Try it: Search the listing for the word "IMAGES". Copy every line where it is found.

Given records:

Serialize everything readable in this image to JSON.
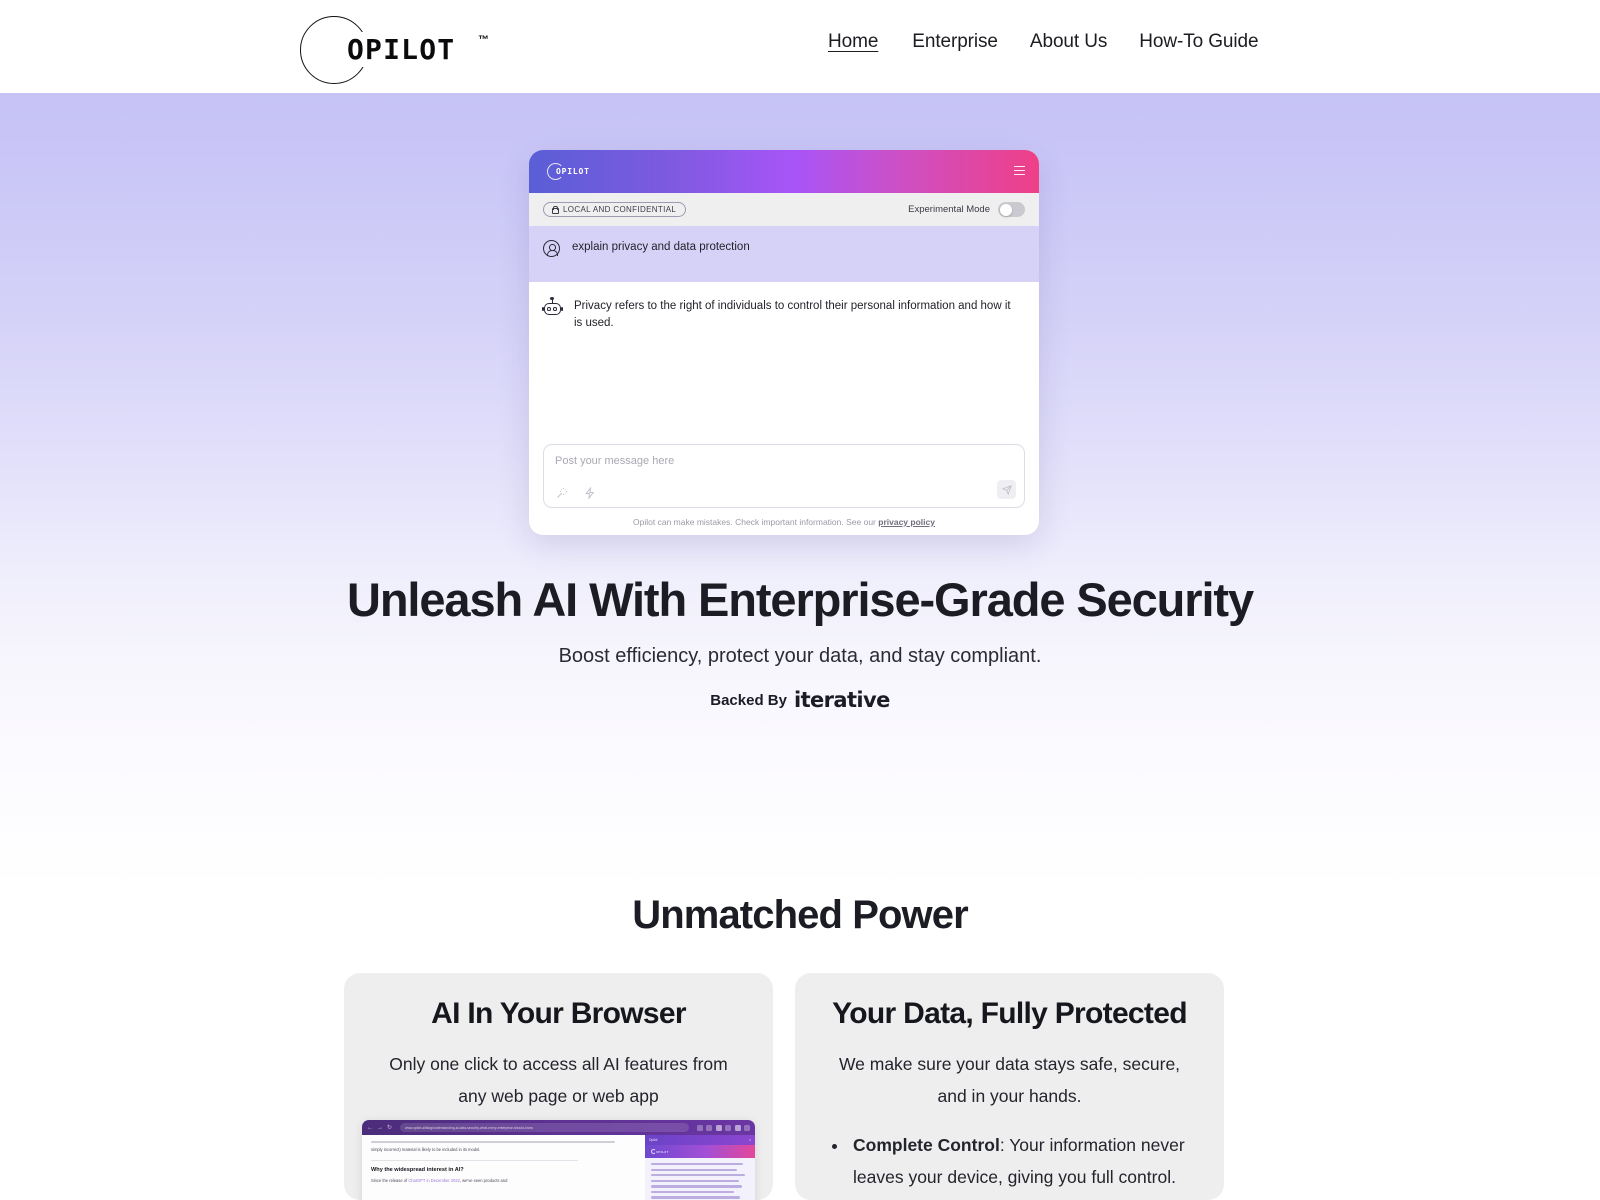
{
  "brand": {
    "name": "OPILOT",
    "trademark": "™"
  },
  "nav": {
    "items": [
      {
        "label": "Home",
        "active": true
      },
      {
        "label": "Enterprise",
        "active": false
      },
      {
        "label": "About Us",
        "active": false
      },
      {
        "label": "How-To Guide",
        "active": false
      }
    ]
  },
  "widget": {
    "logo": "OPILOT",
    "badge": "LOCAL AND CONFIDENTIAL",
    "experimental_label": "Experimental Mode",
    "experimental_on": false,
    "user_message": "explain privacy and data protection",
    "bot_message": "Privacy refers to the right of individuals to control their personal information and how it is used.",
    "composer_placeholder": "Post your message here",
    "disclaimer": "Opilot can make mistakes. Check important information. See our ",
    "disclaimer_link": "privacy policy",
    "colors": {
      "gradient_start": "#5a5ed6",
      "gradient_mid": "#a855f7",
      "gradient_end": "#ef3f86",
      "user_bubble": "#d6d2f7",
      "subbar": "#f0eff0"
    }
  },
  "hero": {
    "title": "Unleash AI With Enterprise-Grade Security",
    "subtitle": "Boost efficiency, protect your data, and stay compliant.",
    "backed_by_label": "Backed By",
    "backed_by_brand": "iterative",
    "bg_top": "#c6c2f6",
    "bg_bottom": "#fbfaff"
  },
  "features": {
    "section_title": "Unmatched Power",
    "cards": [
      {
        "title": "AI In Your Browser",
        "subtitle": "Only one click to access all AI features from any web page or web app",
        "has_browser_mock": true,
        "browser": {
          "url": "www.opilot.ai/blog/understanding-ai-data-security-what-every-enterprise-should-know",
          "page_text_top": "simply incorrect) material is likely to be included in its model.",
          "page_heading": "Why the widespread interest in AI?",
          "page_text_body_prefix": "Since the release of ",
          "page_text_body_link": "ChatGPT in December 2022",
          "page_text_body_suffix": ", we've seen products and",
          "sidebar_logo": "OPILOT"
        }
      },
      {
        "title": "Your Data, Fully Protected",
        "subtitle": "We make sure your data stays safe, secure, and in your hands.",
        "bullets": [
          {
            "bold": "Complete Control",
            "text": ": Your information never leaves your device, giving you full control."
          }
        ]
      }
    ]
  }
}
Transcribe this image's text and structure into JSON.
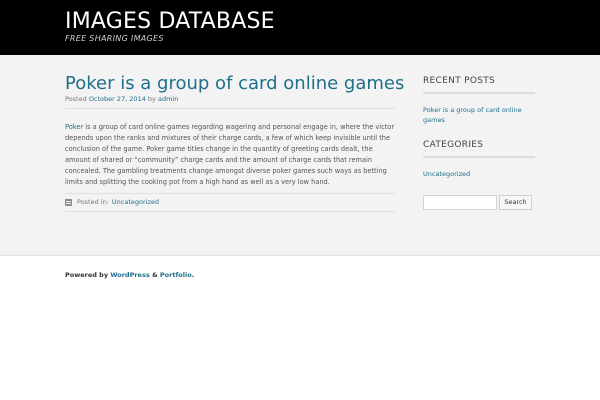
{
  "header": {
    "site_title": "IMAGES DATABASE",
    "site_description": "FREE SHARING IMAGES"
  },
  "post": {
    "title": "Poker is a group of card online games",
    "meta_posted": "Posted",
    "meta_date": "October 27, 2014",
    "meta_by": "by",
    "meta_author": "admin",
    "content_link": "Poker",
    "content_text": " is a group of card online games regarding wagering and personal engage in, where the victor depends upon the ranks and mixtures of their charge cards, a few of which keep invisible until the conclusion of the game. Poker game titles change in the quantity of greeting cards dealt, the amount of shared or “community” charge cards and the amount of charge cards that remain concealed. The gambling treatments change amongst diverse poker games such ways as betting limits and splitting the cooking pot from a high hand as well as a very low hand.",
    "posted_in_label": "Posted in:",
    "category": "Uncategorized"
  },
  "sidebar": {
    "recent_posts_title": "RECENT POSTS",
    "recent_posts": [
      "Poker is a group of card online games"
    ],
    "categories_title": "CATEGORIES",
    "categories": [
      "Uncategorized"
    ],
    "search_value": "",
    "search_button_label": "Search"
  },
  "footer": {
    "powered_by": "Powered by",
    "wordpress": "WordPress",
    "amp": "&",
    "theme": "Portfolio",
    "period": "."
  },
  "colors": {
    "header_bg": "#000000",
    "link": "#1f6f8b",
    "content_bg": "#f3f3f3"
  },
  "icons": {
    "posted_in": "folder-icon"
  }
}
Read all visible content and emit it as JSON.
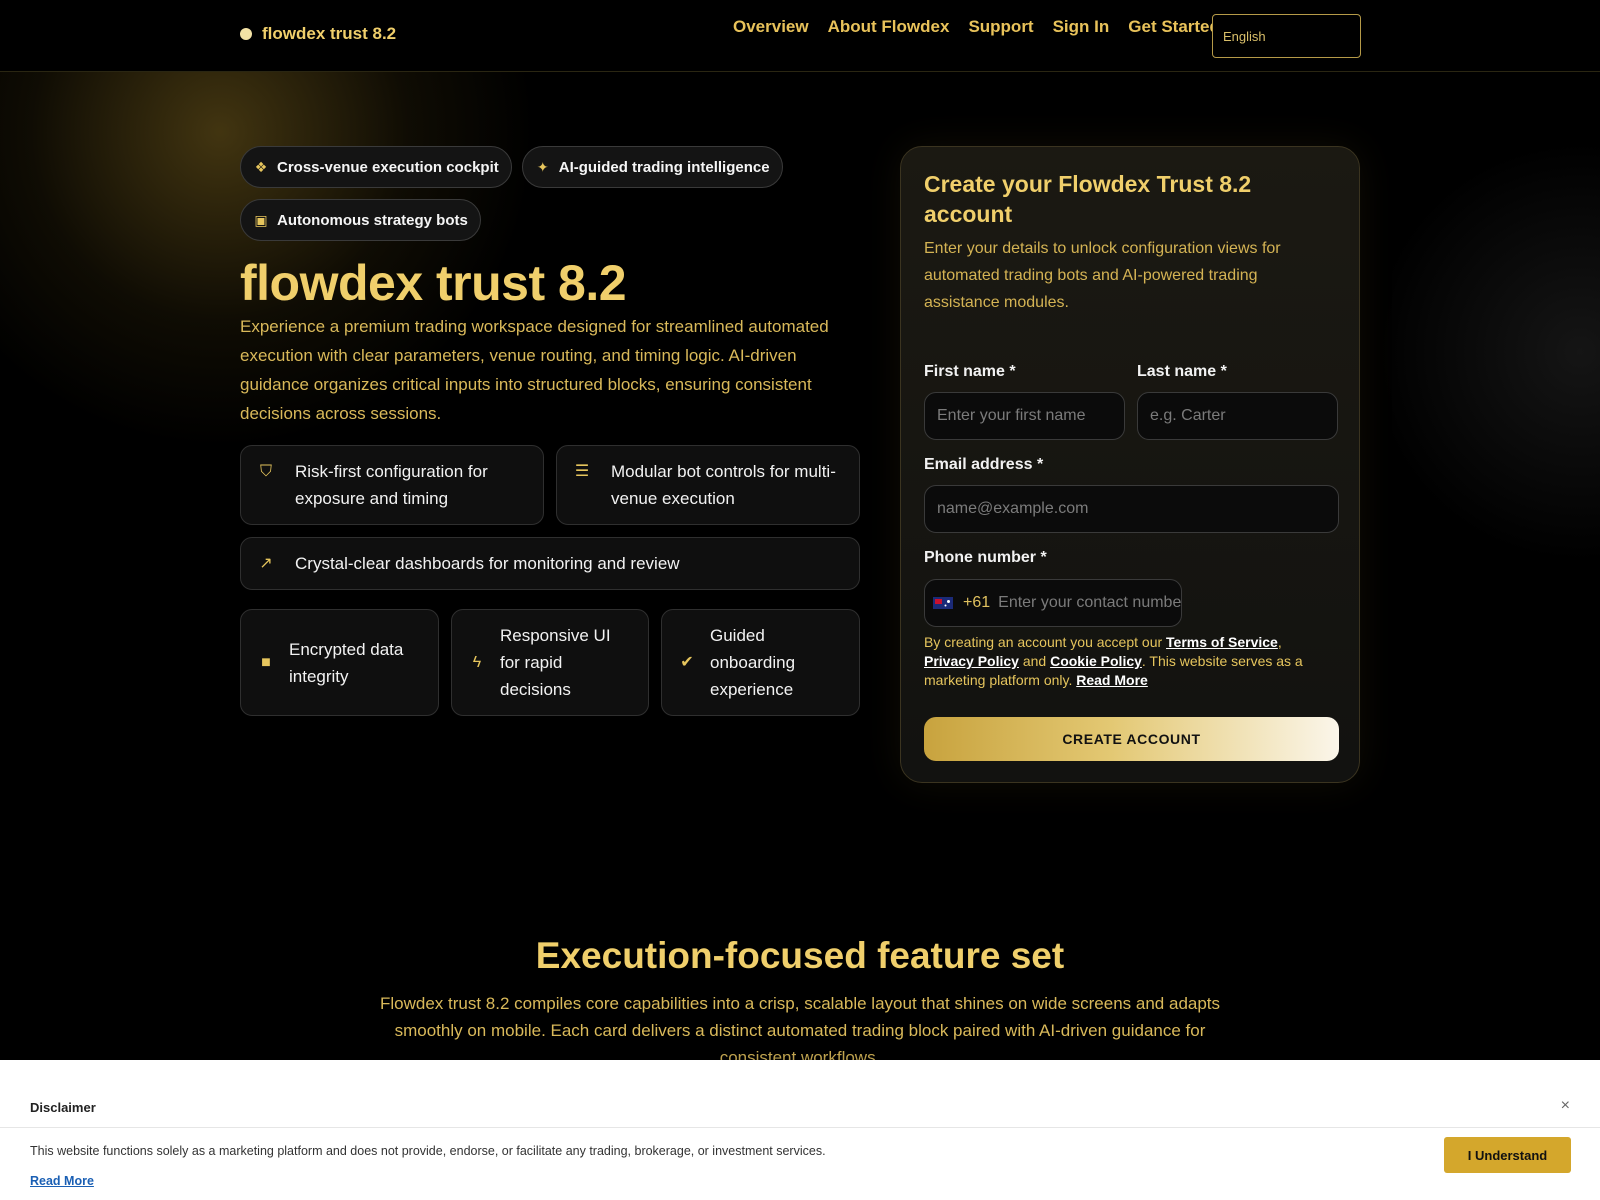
{
  "header": {
    "brand": "flowdex trust 8.2",
    "nav": [
      "Overview",
      "About Flowdex",
      "Support",
      "Sign In",
      "Get Started"
    ],
    "language": "English"
  },
  "hero": {
    "chips": [
      {
        "icon": "cubes-icon",
        "label": "Cross-venue execution cockpit"
      },
      {
        "icon": "magic-wand-icon",
        "label": "AI-guided trading intelligence"
      },
      {
        "icon": "robot-icon",
        "label": "Autonomous strategy bots"
      }
    ],
    "title": "flowdex trust 8.2",
    "description": "Experience a premium trading workspace designed for streamlined automated execution with clear parameters, venue routing, and timing logic. AI-driven guidance organizes critical inputs into structured blocks, ensuring consistent decisions across sessions.",
    "features": [
      {
        "icon": "shield-icon",
        "text": "Risk-first configuration for exposure and timing"
      },
      {
        "icon": "sliders-icon",
        "text": "Modular bot controls for multi-venue execution"
      },
      {
        "icon": "line-chart-icon",
        "text": "Crystal-clear dashboards for monitoring and review"
      },
      {
        "icon": "lock-icon",
        "text": "Encrypted data integrity"
      },
      {
        "icon": "bolt-icon",
        "text": "Responsive UI for rapid decisions"
      },
      {
        "icon": "check-circle-icon",
        "text": "Guided onboarding experience"
      }
    ]
  },
  "form": {
    "title": "Create your Flowdex Trust 8.2 account",
    "subtitle": "Enter your details to unlock configuration views for automated trading bots and AI-powered trading assistance modules.",
    "first_name_label": "First name *",
    "first_name_placeholder": "Enter your first name",
    "last_name_label": "Last name *",
    "last_name_placeholder": "e.g. Carter",
    "email_label": "Email address *",
    "email_placeholder": "name@example.com",
    "phone_label": "Phone number *",
    "phone_dial_code": "+61",
    "phone_placeholder": "Enter your contact number",
    "terms_prefix": "By creating an account you accept our ",
    "terms_link": "Terms of Service",
    "privacy_link": "Privacy Policy",
    "and_text": " and ",
    "cookie_link": "Cookie Policy",
    "terms_suffix": ". This website serves as a marketing platform only. ",
    "read_more": "Read More",
    "submit": "CREATE ACCOUNT"
  },
  "section": {
    "title": "Execution-focused feature set",
    "description": "Flowdex trust 8.2 compiles core capabilities into a crisp, scalable layout that shines on wide screens and adapts smoothly on mobile. Each card delivers a distinct automated trading block paired with AI-driven guidance for consistent workflows."
  },
  "disclaimer": {
    "title": "Disclaimer",
    "text": "This website functions solely as a marketing platform and does not provide, endorse, or facilitate any trading, brokerage, or investment services.",
    "read_more": "Read More",
    "button": "I Understand",
    "close": "×"
  }
}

Answer area:
    "site_title": "IMAGES DATABASE",
    "site_description": "FREE SHARING IMAGES"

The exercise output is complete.